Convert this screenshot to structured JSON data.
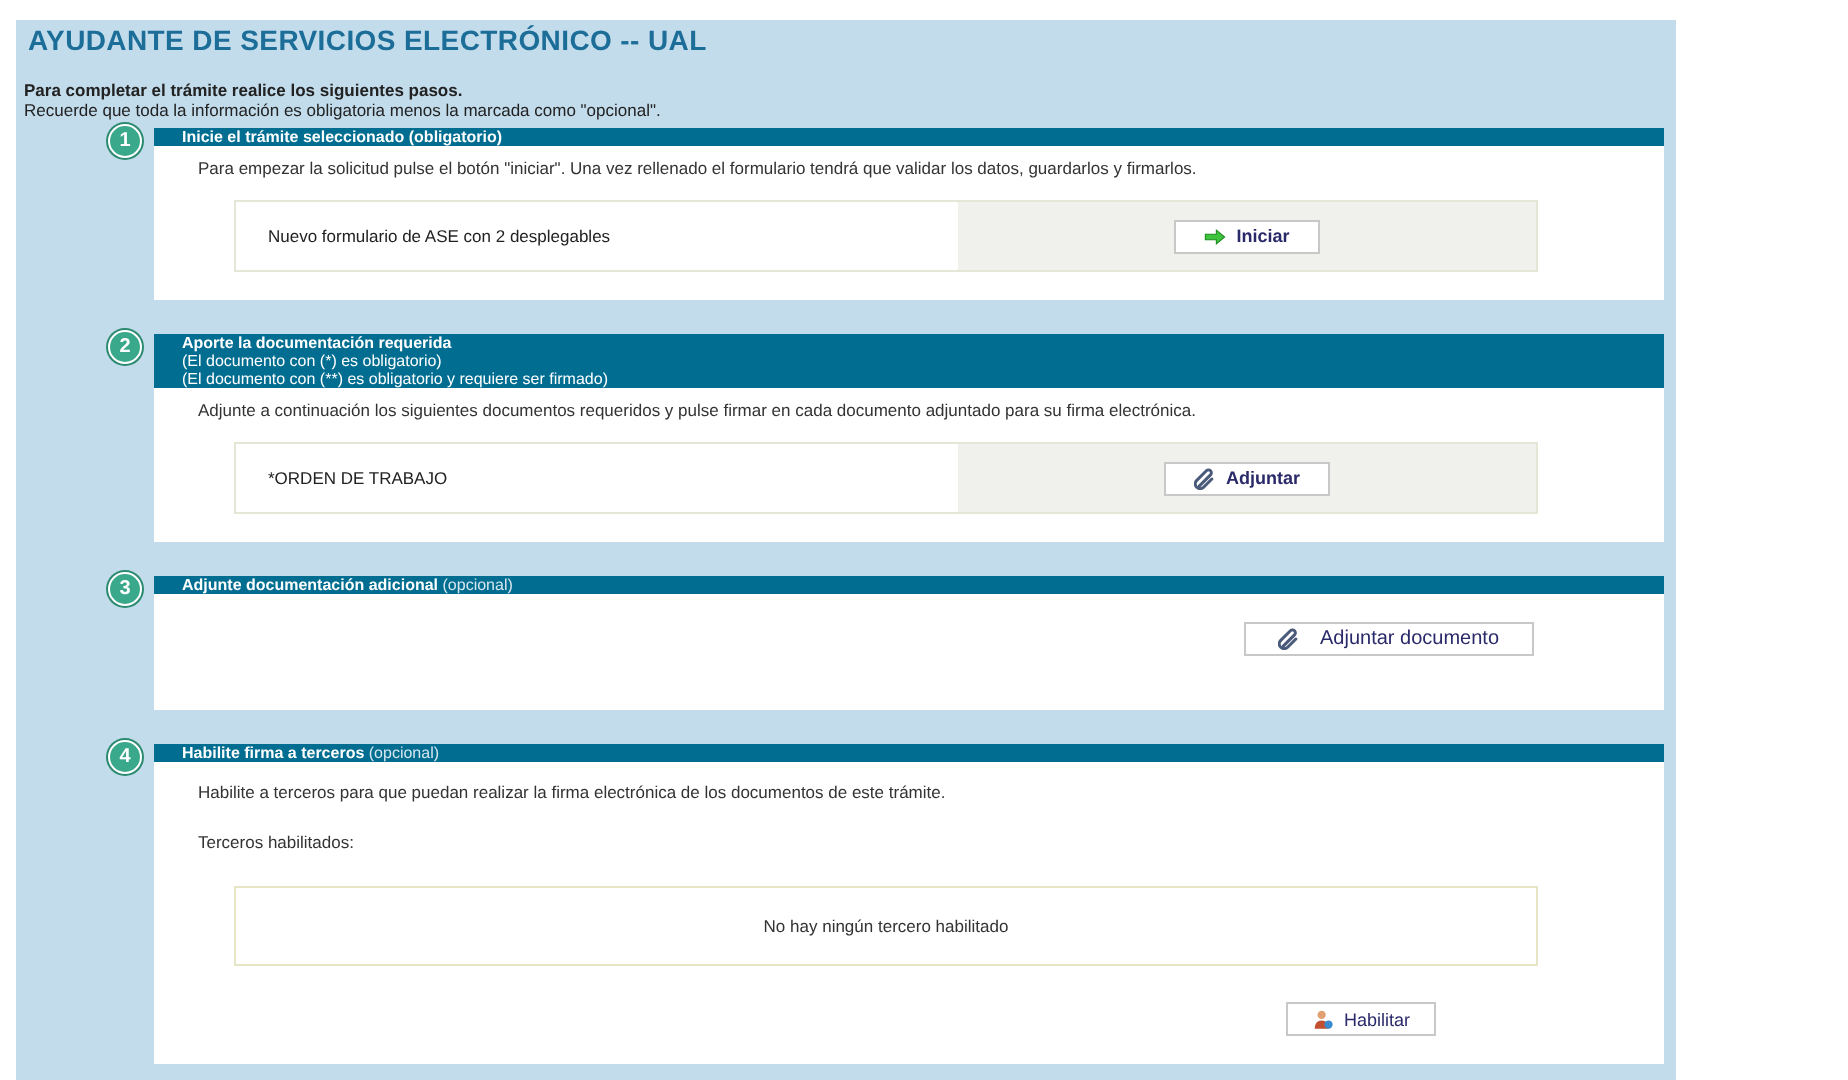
{
  "title": "AYUDANTE DE SERVICIOS ELECTRÓNICO -- UAL",
  "intro": [
    "Para completar el trámite realice los siguientes pasos.",
    "Recuerde que toda la información es obligatoria menos la marcada como \"opcional\"."
  ],
  "steps": [
    {
      "number": "1",
      "header": {
        "title": "Inicie el trámite seleccionado (obligatorio)"
      },
      "blocks": [
        {
          "kind": "text",
          "text": "Para empezar la solicitud pulse el botón \"iniciar\". Una vez rellenado el formulario tendrá que validar los datos, guardarlos y firmarlos."
        },
        {
          "kind": "row",
          "label": "Nuevo formulario de ASE con 2 desplegables",
          "button": {
            "kind": "start",
            "label": "Iniciar"
          }
        }
      ]
    },
    {
      "number": "2",
      "header": {
        "title": "Aporte la documentación requerida",
        "lines": [
          "(El documento con (*) es obligatorio)",
          "(El documento con (**) es obligatorio y requiere ser firmado)"
        ]
      },
      "blocks": [
        {
          "kind": "text",
          "text": "Adjunte a continuación los siguientes documentos requeridos y pulse firmar en cada documento adjuntado para su firma electrónica."
        },
        {
          "kind": "row",
          "label": "*ORDEN DE TRABAJO",
          "button": {
            "kind": "attach",
            "label": "Adjuntar"
          }
        }
      ]
    },
    {
      "number": "3",
      "header": {
        "title": "Adjunte documentación adicional",
        "note": "(opcional)"
      },
      "blocks": [
        {
          "kind": "button",
          "button": {
            "kind": "add",
            "label": "Adjuntar documento"
          }
        }
      ]
    },
    {
      "number": "4",
      "header": {
        "title": "Habilite firma a terceros",
        "note": "(opcional)"
      },
      "blocks": [
        {
          "kind": "text",
          "text": "Habilite a terceros para que puedan realizar la firma electrónica de los documentos de este trámite."
        },
        {
          "kind": "text",
          "text": "Terceros habilitados:"
        },
        {
          "kind": "box",
          "text": "No hay ningún tercero habilitado"
        },
        {
          "kind": "button",
          "button": {
            "kind": "enable",
            "label": "Habilitar"
          }
        }
      ]
    }
  ]
}
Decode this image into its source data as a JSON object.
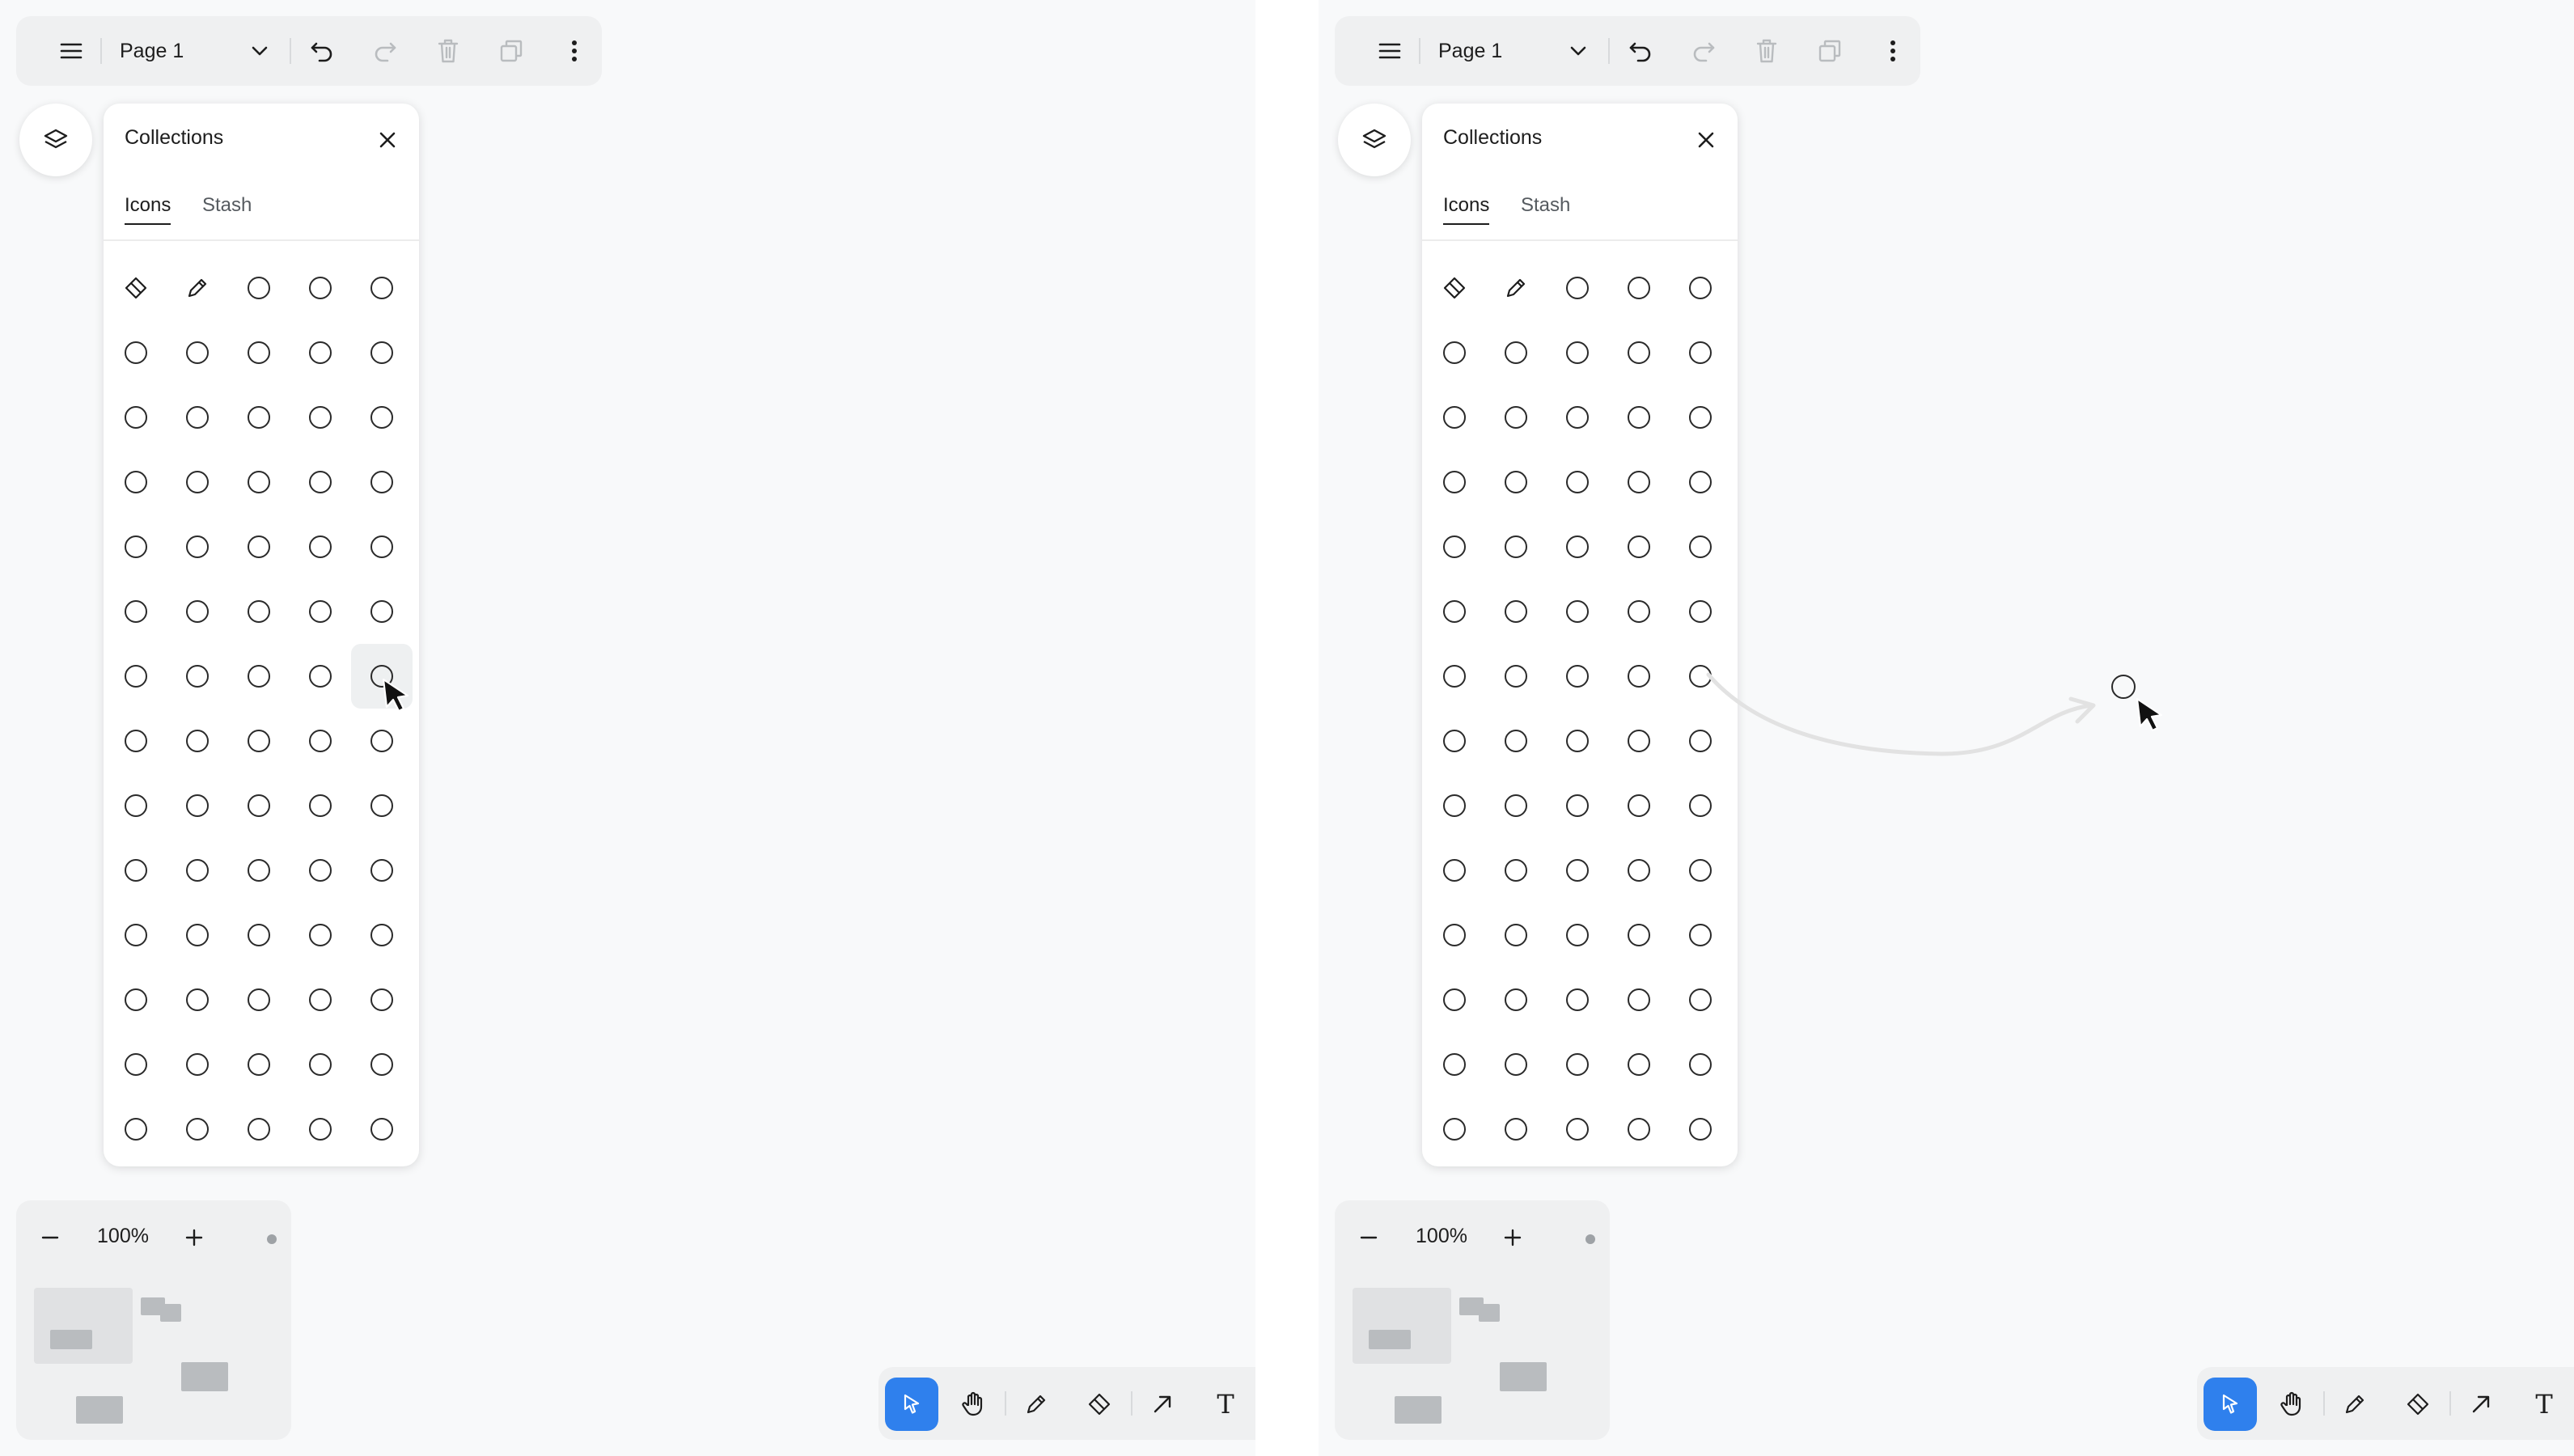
{
  "toolbar": {
    "page_name": "Page 1",
    "icons": [
      "hamburger-icon",
      "chevron-down-icon",
      "undo-icon",
      "redo-icon",
      "trash-icon",
      "duplicate-icon",
      "more-vertical-icon"
    ]
  },
  "collections": {
    "title": "Collections",
    "tabs": [
      {
        "label": "Icons",
        "active": true
      },
      {
        "label": "Stash",
        "active": false
      }
    ],
    "grid_rows": 14,
    "grid_cols": 5,
    "first_row_icons": [
      "eraser-icon",
      "pencil-icon",
      "circle-icon",
      "circle-icon",
      "circle-icon"
    ],
    "other_icons": "circle-icon",
    "hovered_item": {
      "row": 7,
      "col": 5
    }
  },
  "zoom": {
    "level": "100%",
    "minus_icon": "minus-icon",
    "plus_icon": "plus-icon"
  },
  "tools": [
    {
      "name": "select",
      "icon": "select-cursor-icon",
      "active": true
    },
    {
      "name": "hand",
      "icon": "hand-icon",
      "active": false
    },
    {
      "name": "draw",
      "icon": "pencil-icon",
      "active": false
    },
    {
      "name": "eraser",
      "icon": "eraser-icon",
      "active": false
    },
    {
      "name": "arrow",
      "icon": "arrow-icon",
      "active": false
    },
    {
      "name": "text",
      "icon": "text-icon",
      "label": "T",
      "active": false
    }
  ],
  "colors": {
    "canvas": "#f8f9fa",
    "panel": "#ffffff",
    "chrome": "#eff0f1",
    "accent": "#2f80ed",
    "minimap_block": "#b9bcbf"
  }
}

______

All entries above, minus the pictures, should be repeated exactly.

▶ _ANSWER BELOW_:
Convert this screenshot to structured JSON data.
{
  "title": "AYUDANTE DE SERVICIOS ELECTRÓNICO -- UAL",
  "intro": [
    "Para completar el trámite realice los siguientes pasos.",
    "Recuerde que toda la información es obligatoria menos la marcada como \"opcional\"."
  ],
  "steps": [
    {
      "number": "1",
      "header": {
        "title": "Inicie el trámite seleccionado (obligatorio)"
      },
      "blocks": [
        {
          "kind": "text",
          "text": "Para empezar la solicitud pulse el botón \"iniciar\". Una vez rellenado el formulario tendrá que validar los datos, guardarlos y firmarlos."
        },
        {
          "kind": "row",
          "label": "Nuevo formulario de ASE con 2 desplegables",
          "button": {
            "kind": "start",
            "label": "Iniciar"
          }
        }
      ]
    },
    {
      "number": "2",
      "header": {
        "title": "Aporte la documentación requerida",
        "lines": [
          "(El documento con (*) es obligatorio)",
          "(El documento con (**) es obligatorio y requiere ser firmado)"
        ]
      },
      "blocks": [
        {
          "kind": "text",
          "text": "Adjunte a continuación los siguientes documentos requeridos y pulse firmar en cada documento adjuntado para su firma electrónica."
        },
        {
          "kind": "row",
          "label": "*ORDEN DE TRABAJO",
          "button": {
            "kind": "attach",
            "label": "Adjuntar"
          }
        }
      ]
    },
    {
      "number": "3",
      "header": {
        "title": "Adjunte documentación adicional",
        "note": "(opcional)"
      },
      "blocks": [
        {
          "kind": "button",
          "button": {
            "kind": "add",
            "label": "Adjuntar documento"
          }
        }
      ]
    },
    {
      "number": "4",
      "header": {
        "title": "Habilite firma a terceros",
        "note": "(opcional)"
      },
      "blocks": [
        {
          "kind": "text",
          "text": "Habilite a terceros para que puedan realizar la firma electrónica de los documentos de este trámite."
        },
        {
          "kind": "text",
          "text": "Terceros habilitados:"
        },
        {
          "kind": "box",
          "text": "No hay ningún tercero habilitado"
        },
        {
          "kind": "button",
          "button": {
            "kind": "enable",
            "label": "Habilitar"
          }
        }
      ]
    }
  ]
}
Decode this image into its source data as a JSON object.
{
  "toolbar": {
    "page_name": "Page 1",
    "icons": [
      "hamburger-icon",
      "chevron-down-icon",
      "undo-icon",
      "redo-icon",
      "trash-icon",
      "duplicate-icon",
      "more-vertical-icon"
    ]
  },
  "collections": {
    "title": "Collections",
    "tabs": [
      {
        "label": "Icons",
        "active": true
      },
      {
        "label": "Stash",
        "active": false
      }
    ],
    "grid_rows": 14,
    "grid_cols": 5,
    "first_row_icons": [
      "eraser-icon",
      "pencil-icon",
      "circle-icon",
      "circle-icon",
      "circle-icon"
    ],
    "other_icons": "circle-icon",
    "hovered_item": {
      "row": 7,
      "col": 5
    }
  },
  "zoom": {
    "level": "100%",
    "minus_icon": "minus-icon",
    "plus_icon": "plus-icon"
  },
  "tools": [
    {
      "name": "select",
      "icon": "select-cursor-icon",
      "active": true
    },
    {
      "name": "hand",
      "icon": "hand-icon",
      "active": false
    },
    {
      "name": "draw",
      "icon": "pencil-icon",
      "active": false
    },
    {
      "name": "eraser",
      "icon": "eraser-icon",
      "active": false
    },
    {
      "name": "arrow",
      "icon": "arrow-icon",
      "active": false
    },
    {
      "name": "text",
      "icon": "text-icon",
      "label": "T",
      "active": false
    }
  ],
  "colors": {
    "canvas": "#f8f9fa",
    "panel": "#ffffff",
    "chrome": "#eff0f1",
    "accent": "#2f80ed",
    "minimap_block": "#b9bcbf"
  }
}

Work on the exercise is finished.